Most COVID precautions remain in place at schools, though the district has cut quarantine requirements. Students and staff members who are fully vaccinated and boosted are encouraged but no longer required to quarantine if they’re deemed a close contact of someone with COVID. Those who are unvaccinated only have to quarantine for five days rather than seven. The district also has increased COVID testing in light of the post-holiday spike in cases.
However, no schools have had to close due to a staffing shortage or COVID spread, district spokesperson Jerica Phillips said Friday. Between Dec. 16 and Jan. 6, the district reported 657 new cases among students and 491 among staff, according to its COVID dashboard updated Friday.
Angela Whitelaw, deputy superintendent of schools and academic support, emphasized that combining classes in larger spaces is temporary.
“Yes, there have been disruptions.

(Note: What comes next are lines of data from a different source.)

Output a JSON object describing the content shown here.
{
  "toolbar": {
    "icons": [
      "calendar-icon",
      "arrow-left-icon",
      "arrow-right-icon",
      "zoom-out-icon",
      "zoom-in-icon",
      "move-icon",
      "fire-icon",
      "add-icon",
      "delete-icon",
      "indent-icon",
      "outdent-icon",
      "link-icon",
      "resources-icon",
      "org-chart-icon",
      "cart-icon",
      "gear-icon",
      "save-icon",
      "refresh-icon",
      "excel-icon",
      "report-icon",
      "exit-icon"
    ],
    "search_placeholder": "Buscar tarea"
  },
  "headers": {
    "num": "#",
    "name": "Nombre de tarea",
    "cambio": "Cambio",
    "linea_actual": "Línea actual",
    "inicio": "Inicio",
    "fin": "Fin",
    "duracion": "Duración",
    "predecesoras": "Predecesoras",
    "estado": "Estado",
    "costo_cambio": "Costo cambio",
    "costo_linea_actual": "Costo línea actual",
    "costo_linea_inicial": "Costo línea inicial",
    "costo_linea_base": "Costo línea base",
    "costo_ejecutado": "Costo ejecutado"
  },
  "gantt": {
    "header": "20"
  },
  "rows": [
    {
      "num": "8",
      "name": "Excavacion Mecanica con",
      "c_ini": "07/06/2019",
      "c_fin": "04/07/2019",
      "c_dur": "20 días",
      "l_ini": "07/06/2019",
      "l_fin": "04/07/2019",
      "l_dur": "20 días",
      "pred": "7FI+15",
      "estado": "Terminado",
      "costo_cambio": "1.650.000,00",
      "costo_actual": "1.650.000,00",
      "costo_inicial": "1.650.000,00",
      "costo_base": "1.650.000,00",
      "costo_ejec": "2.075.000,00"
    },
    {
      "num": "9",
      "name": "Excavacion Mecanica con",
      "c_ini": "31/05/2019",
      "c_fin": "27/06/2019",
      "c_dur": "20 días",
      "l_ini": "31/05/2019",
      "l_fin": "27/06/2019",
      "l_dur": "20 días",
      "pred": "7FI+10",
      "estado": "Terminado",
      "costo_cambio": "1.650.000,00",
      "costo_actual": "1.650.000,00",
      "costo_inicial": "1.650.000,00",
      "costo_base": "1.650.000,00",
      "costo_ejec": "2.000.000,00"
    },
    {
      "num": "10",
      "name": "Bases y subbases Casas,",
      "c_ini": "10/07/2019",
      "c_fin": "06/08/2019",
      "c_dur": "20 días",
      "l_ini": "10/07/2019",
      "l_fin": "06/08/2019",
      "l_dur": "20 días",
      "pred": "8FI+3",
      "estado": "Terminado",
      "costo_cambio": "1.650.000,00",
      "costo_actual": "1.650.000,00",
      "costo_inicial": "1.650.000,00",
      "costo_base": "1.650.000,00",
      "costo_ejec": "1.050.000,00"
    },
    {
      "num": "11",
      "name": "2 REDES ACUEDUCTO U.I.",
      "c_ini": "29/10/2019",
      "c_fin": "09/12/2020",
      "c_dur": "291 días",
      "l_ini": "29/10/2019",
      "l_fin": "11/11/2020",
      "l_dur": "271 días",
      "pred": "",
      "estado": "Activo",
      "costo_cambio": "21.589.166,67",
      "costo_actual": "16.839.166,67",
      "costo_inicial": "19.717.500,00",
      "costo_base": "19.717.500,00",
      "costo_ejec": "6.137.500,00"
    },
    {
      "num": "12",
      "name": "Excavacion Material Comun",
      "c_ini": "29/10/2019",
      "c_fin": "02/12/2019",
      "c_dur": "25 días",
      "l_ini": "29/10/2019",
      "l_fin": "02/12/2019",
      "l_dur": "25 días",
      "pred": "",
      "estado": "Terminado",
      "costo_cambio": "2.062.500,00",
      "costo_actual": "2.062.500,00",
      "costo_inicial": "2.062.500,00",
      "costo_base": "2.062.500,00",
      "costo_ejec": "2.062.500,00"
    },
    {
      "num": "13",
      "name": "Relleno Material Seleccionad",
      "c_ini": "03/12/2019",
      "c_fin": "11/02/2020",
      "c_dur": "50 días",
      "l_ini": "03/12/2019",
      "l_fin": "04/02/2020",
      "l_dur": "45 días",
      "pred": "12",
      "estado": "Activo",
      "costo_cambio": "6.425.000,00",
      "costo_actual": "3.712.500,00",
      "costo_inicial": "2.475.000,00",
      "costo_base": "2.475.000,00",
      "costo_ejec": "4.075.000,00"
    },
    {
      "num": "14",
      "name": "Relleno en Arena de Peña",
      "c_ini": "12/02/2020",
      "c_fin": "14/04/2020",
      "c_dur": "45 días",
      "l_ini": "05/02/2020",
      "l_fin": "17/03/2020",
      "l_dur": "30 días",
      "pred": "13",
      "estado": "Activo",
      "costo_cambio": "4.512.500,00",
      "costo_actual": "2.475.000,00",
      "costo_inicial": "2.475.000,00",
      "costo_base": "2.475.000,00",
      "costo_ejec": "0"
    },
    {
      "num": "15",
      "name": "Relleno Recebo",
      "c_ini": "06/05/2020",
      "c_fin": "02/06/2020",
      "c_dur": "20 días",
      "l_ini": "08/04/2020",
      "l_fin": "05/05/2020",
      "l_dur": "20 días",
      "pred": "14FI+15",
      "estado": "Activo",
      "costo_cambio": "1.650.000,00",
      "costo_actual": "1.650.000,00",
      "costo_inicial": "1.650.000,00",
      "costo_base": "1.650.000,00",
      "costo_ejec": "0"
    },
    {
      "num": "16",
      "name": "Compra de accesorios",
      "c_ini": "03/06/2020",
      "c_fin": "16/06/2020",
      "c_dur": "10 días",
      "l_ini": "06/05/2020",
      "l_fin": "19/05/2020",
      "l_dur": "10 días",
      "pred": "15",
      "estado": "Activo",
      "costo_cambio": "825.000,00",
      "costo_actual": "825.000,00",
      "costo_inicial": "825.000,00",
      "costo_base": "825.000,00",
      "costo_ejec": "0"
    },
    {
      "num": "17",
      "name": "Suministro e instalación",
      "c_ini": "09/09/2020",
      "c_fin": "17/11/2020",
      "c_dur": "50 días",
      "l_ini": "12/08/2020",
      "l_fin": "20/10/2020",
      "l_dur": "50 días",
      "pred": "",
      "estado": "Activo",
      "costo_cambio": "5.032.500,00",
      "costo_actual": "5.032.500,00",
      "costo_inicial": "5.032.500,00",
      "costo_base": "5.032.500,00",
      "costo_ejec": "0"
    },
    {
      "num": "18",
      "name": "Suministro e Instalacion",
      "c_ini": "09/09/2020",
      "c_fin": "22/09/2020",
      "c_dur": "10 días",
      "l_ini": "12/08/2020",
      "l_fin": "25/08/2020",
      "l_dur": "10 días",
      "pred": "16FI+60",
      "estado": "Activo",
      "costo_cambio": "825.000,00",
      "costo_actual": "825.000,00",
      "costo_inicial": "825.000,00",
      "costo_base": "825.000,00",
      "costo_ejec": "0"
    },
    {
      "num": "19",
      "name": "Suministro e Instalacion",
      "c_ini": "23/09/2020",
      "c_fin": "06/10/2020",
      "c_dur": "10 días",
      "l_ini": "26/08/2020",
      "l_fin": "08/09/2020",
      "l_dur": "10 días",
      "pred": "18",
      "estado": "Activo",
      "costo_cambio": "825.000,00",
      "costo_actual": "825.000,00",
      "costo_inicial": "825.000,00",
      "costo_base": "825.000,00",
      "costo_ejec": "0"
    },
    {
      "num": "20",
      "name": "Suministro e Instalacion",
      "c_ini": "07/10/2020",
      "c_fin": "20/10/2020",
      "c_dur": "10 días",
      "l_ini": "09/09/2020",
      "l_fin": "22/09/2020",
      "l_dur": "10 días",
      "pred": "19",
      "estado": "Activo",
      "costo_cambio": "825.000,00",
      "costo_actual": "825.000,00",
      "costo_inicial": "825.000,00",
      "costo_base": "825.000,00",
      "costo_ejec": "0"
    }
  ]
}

But we have a plan in place,” Whitelaw said. “Our students are resilient and our teachers are resilient and flexibility has been at the core of our safe plan.”
Phillips said Superintendent Joris Ray plans to petition the state asking that all districts be held harmless in state assessments, as he did last school year, Phillips said.
Memphis parents such as Mandy Reynolds are concerned.
“It’s nerve-wracking, knowing how high the cases are and they’re packing the schools the way they are,” said Reynolds, whose daughter is a ninth grader at White Station High School.
While she’s grateful the district still has a mask requirement, and she’s been able to equip her daughter with KN95 masks for school, she is preparing for when they get COVID, rather than if they get it.
Reynolds wishes her daughter could opt into virtual learning. While she understands teaching in two formats is an added burden on teachers and virtual learning isn’t ideal for all children, she feels her daughter does well and would be safer.
Joy Westmoland also wishes online learning was an option for her five children in Memphis charter schools.
“It’s like we’re headed into the middle of a storm and we’re not going to use any umbrellas or rain boots,” she said.